Task goal:
Could you repeat every record below exactly as written?
+ + +
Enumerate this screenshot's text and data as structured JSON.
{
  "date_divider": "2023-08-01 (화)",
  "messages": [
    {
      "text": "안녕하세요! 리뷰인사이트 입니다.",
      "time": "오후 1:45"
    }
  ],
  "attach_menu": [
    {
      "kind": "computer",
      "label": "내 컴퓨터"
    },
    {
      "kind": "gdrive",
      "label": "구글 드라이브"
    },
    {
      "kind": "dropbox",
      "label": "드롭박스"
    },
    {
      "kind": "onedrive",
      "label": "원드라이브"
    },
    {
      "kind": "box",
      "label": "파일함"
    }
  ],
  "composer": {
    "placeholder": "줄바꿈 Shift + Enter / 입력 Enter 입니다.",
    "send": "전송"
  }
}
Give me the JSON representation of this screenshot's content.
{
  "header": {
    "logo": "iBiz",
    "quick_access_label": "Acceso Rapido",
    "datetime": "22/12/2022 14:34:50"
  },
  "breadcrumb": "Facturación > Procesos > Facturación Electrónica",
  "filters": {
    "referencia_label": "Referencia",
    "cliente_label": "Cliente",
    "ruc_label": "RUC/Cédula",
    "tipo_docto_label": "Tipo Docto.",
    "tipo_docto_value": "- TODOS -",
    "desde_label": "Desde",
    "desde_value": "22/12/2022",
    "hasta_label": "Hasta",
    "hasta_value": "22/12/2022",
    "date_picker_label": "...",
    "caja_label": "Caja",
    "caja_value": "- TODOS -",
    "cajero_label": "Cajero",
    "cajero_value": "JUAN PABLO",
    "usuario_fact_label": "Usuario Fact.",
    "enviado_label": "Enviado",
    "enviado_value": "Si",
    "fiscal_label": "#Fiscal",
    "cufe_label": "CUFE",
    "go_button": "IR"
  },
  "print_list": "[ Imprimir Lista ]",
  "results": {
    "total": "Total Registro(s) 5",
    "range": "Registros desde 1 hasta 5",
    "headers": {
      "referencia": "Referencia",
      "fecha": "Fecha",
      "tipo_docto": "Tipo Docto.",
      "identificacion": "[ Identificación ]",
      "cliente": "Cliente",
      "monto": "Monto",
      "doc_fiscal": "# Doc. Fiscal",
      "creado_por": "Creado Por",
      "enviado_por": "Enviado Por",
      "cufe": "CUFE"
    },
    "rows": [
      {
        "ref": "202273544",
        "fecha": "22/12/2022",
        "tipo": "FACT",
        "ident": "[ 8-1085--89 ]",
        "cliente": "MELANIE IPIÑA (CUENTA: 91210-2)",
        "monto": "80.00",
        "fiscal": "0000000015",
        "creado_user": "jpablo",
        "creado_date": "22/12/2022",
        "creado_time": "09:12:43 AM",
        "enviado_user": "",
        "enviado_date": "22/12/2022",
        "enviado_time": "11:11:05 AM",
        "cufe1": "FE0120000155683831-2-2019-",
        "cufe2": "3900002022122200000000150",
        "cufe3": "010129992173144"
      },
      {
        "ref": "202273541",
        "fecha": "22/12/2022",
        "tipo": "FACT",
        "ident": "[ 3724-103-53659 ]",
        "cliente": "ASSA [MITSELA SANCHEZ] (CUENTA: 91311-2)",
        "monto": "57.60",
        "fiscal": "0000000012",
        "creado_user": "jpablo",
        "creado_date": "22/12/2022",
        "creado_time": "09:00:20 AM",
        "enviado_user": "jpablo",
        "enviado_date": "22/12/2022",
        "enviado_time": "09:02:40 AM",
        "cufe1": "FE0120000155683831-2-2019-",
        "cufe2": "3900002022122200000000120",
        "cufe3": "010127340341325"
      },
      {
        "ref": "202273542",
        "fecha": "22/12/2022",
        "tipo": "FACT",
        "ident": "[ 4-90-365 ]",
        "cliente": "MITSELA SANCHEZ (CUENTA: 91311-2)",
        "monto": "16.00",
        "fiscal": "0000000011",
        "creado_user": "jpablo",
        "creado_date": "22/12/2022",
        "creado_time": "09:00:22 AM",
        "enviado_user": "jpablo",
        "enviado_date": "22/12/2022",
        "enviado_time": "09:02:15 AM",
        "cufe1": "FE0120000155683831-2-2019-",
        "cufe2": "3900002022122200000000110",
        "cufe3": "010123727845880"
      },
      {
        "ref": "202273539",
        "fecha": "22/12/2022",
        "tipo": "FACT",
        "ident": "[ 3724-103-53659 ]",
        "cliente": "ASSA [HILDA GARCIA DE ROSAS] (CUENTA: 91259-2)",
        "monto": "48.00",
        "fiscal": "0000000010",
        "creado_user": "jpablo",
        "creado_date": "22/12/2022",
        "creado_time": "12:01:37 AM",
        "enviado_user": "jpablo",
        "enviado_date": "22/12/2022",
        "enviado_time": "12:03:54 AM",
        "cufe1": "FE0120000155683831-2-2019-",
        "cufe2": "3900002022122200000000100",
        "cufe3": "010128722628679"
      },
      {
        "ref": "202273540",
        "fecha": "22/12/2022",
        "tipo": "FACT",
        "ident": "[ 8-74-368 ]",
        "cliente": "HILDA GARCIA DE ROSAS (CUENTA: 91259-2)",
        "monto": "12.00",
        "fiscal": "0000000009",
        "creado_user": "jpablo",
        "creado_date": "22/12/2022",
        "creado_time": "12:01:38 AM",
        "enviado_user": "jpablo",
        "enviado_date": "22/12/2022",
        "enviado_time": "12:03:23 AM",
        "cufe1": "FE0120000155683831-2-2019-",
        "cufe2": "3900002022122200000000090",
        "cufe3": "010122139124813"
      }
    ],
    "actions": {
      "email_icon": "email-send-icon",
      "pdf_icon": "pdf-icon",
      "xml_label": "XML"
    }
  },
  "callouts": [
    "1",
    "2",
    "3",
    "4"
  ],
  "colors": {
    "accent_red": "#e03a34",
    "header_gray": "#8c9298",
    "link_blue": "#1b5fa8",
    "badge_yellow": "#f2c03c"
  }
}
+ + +
Response to this exercise:
Enumerate this screenshot's text and data as structured JSON.
{
  "date_divider": "2023-08-01 (화)",
  "messages": [
    {
      "text": "안녕하세요! 리뷰인사이트 입니다.",
      "time": "오후 1:45"
    }
  ],
  "attach_menu": [
    {
      "kind": "computer",
      "label": "내 컴퓨터"
    },
    {
      "kind": "gdrive",
      "label": "구글 드라이브"
    },
    {
      "kind": "dropbox",
      "label": "드롭박스"
    },
    {
      "kind": "onedrive",
      "label": "원드라이브"
    },
    {
      "kind": "box",
      "label": "파일함"
    }
  ],
  "composer": {
    "placeholder": "줄바꿈 Shift + Enter / 입력 Enter 입니다.",
    "send": "전송"
  }
}
Give me the JSON representation of this screenshot's content.
{
  "header": {
    "logo": "iBiz",
    "quick_access_label": "Acceso Rapido",
    "datetime": "22/12/2022 14:34:50"
  },
  "breadcrumb": "Facturación > Procesos > Facturación Electrónica",
  "filters": {
    "referencia_label": "Referencia",
    "cliente_label": "Cliente",
    "ruc_label": "RUC/Cédula",
    "tipo_docto_label": "Tipo Docto.",
    "tipo_docto_value": "- TODOS -",
    "desde_label": "Desde",
    "desde_value": "22/12/2022",
    "hasta_label": "Hasta",
    "hasta_value": "22/12/2022",
    "date_picker_label": "...",
    "caja_label": "Caja",
    "caja_value": "- TODOS -",
    "cajero_label": "Cajero",
    "cajero_value": "JUAN PABLO",
    "usuario_fact_label": "Usuario Fact.",
    "enviado_label": "Enviado",
    "enviado_value": "Si",
    "fiscal_label": "#Fiscal",
    "cufe_label": "CUFE",
    "go_button": "IR"
  },
  "print_list": "[ Imprimir Lista ]",
  "results": {
    "total": "Total Registro(s) 5",
    "range": "Registros desde 1 hasta 5",
    "headers": {
      "referencia": "Referencia",
      "fecha": "Fecha",
      "tipo_docto": "Tipo Docto.",
      "identificacion": "[ Identificación ]",
      "cliente": "Cliente",
      "monto": "Monto",
      "doc_fiscal": "# Doc. Fiscal",
      "creado_por": "Creado Por",
      "enviado_por": "Enviado Por",
      "cufe": "CUFE"
    },
    "rows": [
      {
        "ref": "202273544",
        "fecha": "22/12/2022",
        "tipo": "FACT",
        "ident": "[ 8-1085--89 ]",
        "cliente": "MELANIE IPIÑA (CUENTA: 91210-2)",
        "monto": "80.00",
        "fiscal": "0000000015",
        "creado_user": "jpablo",
        "creado_date": "22/12/2022",
        "creado_time": "09:12:43 AM",
        "enviado_user": "",
        "enviado_date": "22/12/2022",
        "enviado_time": "11:11:05 AM",
        "cufe1": "FE0120000155683831-2-2019-",
        "cufe2": "3900002022122200000000150",
        "cufe3": "010129992173144"
      },
      {
        "ref": "202273541",
        "fecha": "22/12/2022",
        "tipo": "FACT",
        "ident": "[ 3724-103-53659 ]",
        "cliente": "ASSA [MITSELA SANCHEZ] (CUENTA: 91311-2)",
        "monto": "57.60",
        "fiscal": "0000000012",
        "creado_user": "jpablo",
        "creado_date": "22/12/2022",
        "creado_time": "09:00:20 AM",
        "enviado_user": "jpablo",
        "enviado_date": "22/12/2022",
        "enviado_time": "09:02:40 AM",
        "cufe1": "FE0120000155683831-2-2019-",
        "cufe2": "3900002022122200000000120",
        "cufe3": "010127340341325"
      },
      {
        "ref": "202273542",
        "fecha": "22/12/2022",
        "tipo": "FACT",
        "ident": "[ 4-90-365 ]",
        "cliente": "MITSELA SANCHEZ (CUENTA: 91311-2)",
        "monto": "16.00",
        "fiscal": "0000000011",
        "creado_user": "jpablo",
        "creado_date": "22/12/2022",
        "creado_time": "09:00:22 AM",
        "enviado_user": "jpablo",
        "enviado_date": "22/12/2022",
        "enviado_time": "09:02:15 AM",
        "cufe1": "FE0120000155683831-2-2019-",
        "cufe2": "3900002022122200000000110",
        "cufe3": "010123727845880"
      },
      {
        "ref": "202273539",
        "fecha": "22/12/2022",
        "tipo": "FACT",
        "ident": "[ 3724-103-53659 ]",
        "cliente": "ASSA [HILDA GARCIA DE ROSAS] (CUENTA: 91259-2)",
        "monto": "48.00",
        "fiscal": "0000000010",
        "creado_user": "jpablo",
        "creado_date": "22/12/2022",
        "creado_time": "12:01:37 AM",
        "enviado_user": "jpablo",
        "enviado_date": "22/12/2022",
        "enviado_time": "12:03:54 AM",
        "cufe1": "FE0120000155683831-2-2019-",
        "cufe2": "3900002022122200000000100",
        "cufe3": "010128722628679"
      },
      {
        "ref": "202273540",
        "fecha": "22/12/2022",
        "tipo": "FACT",
        "ident": "[ 8-74-368 ]",
        "cliente": "HILDA GARCIA DE ROSAS (CUENTA: 91259-2)",
        "monto": "12.00",
        "fiscal": "0000000009",
        "creado_user": "jpablo",
        "creado_date": "22/12/2022",
        "creado_time": "12:01:38 AM",
        "enviado_user": "jpablo",
        "enviado_date": "22/12/2022",
        "enviado_time": "12:03:23 AM",
        "cufe1": "FE0120000155683831-2-2019-",
        "cufe2": "3900002022122200000000090",
        "cufe3": "010122139124813"
      }
    ],
    "actions": {
      "email_icon": "email-send-icon",
      "pdf_icon": "pdf-icon",
      "xml_label": "XML"
    }
  },
  "callouts": [
    "1",
    "2",
    "3",
    "4"
  ],
  "colors": {
    "accent_red": "#e03a34",
    "header_gray": "#8c9298",
    "link_blue": "#1b5fa8",
    "badge_yellow": "#f2c03c"
  }
}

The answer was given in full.